(INPUT RECORDS)

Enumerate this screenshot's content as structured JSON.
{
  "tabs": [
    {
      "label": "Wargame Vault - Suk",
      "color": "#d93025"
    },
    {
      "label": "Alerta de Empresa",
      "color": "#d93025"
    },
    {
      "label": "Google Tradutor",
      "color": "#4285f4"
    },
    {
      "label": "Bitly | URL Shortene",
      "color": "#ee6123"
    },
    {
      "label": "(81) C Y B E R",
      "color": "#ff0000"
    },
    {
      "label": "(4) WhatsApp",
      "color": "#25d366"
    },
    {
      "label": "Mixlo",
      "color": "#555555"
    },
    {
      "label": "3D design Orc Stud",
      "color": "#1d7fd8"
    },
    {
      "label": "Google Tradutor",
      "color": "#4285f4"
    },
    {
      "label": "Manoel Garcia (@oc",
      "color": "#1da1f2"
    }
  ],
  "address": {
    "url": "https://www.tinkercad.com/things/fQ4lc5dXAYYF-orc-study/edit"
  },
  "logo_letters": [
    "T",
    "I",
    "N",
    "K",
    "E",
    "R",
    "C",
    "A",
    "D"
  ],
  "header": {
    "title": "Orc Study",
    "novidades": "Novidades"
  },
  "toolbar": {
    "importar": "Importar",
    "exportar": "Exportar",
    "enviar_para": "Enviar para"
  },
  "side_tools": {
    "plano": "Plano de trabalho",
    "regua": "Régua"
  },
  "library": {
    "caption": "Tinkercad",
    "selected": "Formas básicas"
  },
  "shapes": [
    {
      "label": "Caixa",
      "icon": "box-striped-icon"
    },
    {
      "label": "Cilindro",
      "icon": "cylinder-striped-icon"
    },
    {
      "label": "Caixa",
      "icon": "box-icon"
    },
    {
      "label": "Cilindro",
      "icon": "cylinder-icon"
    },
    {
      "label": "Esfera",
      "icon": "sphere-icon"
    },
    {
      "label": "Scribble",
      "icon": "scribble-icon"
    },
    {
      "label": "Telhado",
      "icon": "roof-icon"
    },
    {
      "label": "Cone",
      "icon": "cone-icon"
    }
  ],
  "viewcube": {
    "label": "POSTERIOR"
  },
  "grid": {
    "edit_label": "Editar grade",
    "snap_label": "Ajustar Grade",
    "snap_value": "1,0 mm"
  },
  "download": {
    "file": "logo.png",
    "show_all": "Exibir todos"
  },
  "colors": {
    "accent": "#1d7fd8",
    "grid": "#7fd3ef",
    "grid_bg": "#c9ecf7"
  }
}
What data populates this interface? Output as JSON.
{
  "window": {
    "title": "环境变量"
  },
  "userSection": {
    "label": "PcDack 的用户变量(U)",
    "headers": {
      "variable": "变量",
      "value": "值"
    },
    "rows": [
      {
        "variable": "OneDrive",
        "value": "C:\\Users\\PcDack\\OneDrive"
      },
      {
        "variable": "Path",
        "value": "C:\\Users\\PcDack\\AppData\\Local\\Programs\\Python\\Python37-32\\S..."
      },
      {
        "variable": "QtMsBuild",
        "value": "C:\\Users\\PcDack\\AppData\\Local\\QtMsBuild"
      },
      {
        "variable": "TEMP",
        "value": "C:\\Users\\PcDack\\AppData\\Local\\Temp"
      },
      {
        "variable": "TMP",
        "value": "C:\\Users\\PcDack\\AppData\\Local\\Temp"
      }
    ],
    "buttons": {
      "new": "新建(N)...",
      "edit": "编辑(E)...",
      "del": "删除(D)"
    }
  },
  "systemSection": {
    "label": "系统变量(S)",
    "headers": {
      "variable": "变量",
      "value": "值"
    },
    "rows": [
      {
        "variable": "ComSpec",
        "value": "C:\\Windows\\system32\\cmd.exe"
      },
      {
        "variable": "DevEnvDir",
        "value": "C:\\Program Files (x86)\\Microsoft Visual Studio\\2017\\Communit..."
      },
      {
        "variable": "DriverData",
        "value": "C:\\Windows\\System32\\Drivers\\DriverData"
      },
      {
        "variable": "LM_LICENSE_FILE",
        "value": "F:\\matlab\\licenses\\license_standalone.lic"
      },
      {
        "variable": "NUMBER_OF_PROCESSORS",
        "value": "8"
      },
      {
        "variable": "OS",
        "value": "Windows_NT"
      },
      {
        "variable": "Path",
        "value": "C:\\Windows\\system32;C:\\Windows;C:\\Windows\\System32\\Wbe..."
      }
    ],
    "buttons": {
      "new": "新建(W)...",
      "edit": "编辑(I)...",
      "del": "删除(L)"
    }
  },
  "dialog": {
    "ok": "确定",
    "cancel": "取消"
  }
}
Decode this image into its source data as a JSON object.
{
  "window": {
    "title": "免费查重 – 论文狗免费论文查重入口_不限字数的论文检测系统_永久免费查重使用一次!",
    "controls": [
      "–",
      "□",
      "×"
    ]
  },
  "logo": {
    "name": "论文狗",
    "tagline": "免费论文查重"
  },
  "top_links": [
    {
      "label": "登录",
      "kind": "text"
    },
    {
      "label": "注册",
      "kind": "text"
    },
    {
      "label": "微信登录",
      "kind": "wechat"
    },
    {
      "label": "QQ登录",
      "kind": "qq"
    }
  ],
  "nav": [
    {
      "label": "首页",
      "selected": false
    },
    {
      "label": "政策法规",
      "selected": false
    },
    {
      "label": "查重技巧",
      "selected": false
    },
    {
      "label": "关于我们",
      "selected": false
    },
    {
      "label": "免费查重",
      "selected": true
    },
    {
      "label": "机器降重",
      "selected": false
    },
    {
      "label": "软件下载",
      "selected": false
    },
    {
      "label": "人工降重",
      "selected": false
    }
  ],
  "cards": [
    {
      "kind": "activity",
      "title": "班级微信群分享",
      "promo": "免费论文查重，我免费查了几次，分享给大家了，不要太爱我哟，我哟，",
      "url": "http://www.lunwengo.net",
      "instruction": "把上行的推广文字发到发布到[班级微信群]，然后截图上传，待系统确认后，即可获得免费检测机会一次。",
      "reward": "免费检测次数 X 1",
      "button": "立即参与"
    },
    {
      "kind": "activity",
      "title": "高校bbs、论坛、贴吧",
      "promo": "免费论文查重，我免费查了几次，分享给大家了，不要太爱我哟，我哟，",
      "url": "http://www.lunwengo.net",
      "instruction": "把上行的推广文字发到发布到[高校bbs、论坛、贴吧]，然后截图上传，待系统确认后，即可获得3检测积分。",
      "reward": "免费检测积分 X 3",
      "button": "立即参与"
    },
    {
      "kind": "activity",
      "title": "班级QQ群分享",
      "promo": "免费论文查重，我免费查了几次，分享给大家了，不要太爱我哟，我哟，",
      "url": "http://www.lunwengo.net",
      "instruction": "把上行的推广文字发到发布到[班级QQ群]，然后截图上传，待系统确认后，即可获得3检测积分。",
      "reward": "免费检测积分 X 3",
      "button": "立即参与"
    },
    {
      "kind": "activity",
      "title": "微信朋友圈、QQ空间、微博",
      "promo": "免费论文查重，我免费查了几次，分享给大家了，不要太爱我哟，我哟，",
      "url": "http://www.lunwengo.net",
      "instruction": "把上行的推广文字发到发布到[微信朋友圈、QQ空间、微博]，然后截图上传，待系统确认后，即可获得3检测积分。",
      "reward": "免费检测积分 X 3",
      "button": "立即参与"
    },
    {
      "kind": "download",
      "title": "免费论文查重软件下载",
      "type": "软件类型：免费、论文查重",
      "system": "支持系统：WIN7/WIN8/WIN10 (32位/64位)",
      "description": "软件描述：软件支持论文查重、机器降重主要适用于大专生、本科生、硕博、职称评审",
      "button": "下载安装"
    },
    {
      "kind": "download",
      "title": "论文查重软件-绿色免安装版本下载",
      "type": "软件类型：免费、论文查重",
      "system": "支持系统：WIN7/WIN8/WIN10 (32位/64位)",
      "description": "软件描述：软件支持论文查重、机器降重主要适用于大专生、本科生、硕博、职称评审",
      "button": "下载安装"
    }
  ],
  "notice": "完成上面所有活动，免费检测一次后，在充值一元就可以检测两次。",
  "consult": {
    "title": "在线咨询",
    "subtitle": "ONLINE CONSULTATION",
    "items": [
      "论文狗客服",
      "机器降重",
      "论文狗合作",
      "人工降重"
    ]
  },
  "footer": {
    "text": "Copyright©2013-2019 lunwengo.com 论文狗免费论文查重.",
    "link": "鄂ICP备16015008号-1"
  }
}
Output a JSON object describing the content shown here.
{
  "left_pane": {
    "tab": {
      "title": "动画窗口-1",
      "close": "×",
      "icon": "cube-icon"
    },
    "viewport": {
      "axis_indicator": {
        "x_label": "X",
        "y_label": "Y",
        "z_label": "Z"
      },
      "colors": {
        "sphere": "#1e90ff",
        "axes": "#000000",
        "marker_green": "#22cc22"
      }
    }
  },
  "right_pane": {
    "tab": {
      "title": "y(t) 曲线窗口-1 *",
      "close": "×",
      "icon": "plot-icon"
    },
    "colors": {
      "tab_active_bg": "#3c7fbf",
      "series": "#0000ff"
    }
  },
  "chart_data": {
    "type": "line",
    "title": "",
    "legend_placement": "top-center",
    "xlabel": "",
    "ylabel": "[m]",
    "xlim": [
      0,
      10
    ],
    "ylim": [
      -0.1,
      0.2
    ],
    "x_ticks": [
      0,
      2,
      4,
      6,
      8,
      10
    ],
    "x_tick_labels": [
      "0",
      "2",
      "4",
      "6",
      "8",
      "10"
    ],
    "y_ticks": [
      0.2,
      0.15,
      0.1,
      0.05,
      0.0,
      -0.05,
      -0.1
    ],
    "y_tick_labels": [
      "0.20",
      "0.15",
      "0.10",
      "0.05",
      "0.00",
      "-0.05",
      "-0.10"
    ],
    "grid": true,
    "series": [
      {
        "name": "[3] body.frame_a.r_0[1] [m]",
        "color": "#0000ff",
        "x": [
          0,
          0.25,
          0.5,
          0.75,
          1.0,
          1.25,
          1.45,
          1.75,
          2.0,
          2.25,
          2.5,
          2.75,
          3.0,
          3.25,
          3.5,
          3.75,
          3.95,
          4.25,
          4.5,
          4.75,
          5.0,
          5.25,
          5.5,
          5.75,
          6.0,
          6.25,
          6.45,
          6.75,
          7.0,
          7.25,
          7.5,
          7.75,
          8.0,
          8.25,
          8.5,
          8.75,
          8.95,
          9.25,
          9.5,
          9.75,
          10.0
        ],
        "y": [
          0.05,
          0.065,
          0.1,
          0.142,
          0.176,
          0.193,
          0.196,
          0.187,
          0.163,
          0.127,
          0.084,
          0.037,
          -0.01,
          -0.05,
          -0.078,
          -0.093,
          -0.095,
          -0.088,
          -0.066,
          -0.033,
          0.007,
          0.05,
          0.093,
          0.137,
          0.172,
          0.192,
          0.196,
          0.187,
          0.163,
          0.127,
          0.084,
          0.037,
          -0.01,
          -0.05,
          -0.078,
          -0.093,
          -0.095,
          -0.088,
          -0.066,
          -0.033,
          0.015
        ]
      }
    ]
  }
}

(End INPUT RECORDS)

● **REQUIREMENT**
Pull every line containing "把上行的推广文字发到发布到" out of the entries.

● **PROBLEM SOLUTION**
      "instruction": "把上行的推广文字发到发布到[班级微信群]，然后截图上传，待系统确认后，即可获得免费检测机会一次。",
      "instruction": "把上行的推广文字发到发布到[高校bbs、论坛、贴吧]，然后截图上传，待系统确认后，即可获得3检测积分。",
      "instruction": "把上行的推广文字发到发布到[班级QQ群]，然后截图上传，待系统确认后，即可获得3检测积分。",
      "instruction": "把上行的推广文字发到发布到[微信朋友圈、QQ空间、微博]，然后截图上传，待系统确认后，即可获得3检测积分。",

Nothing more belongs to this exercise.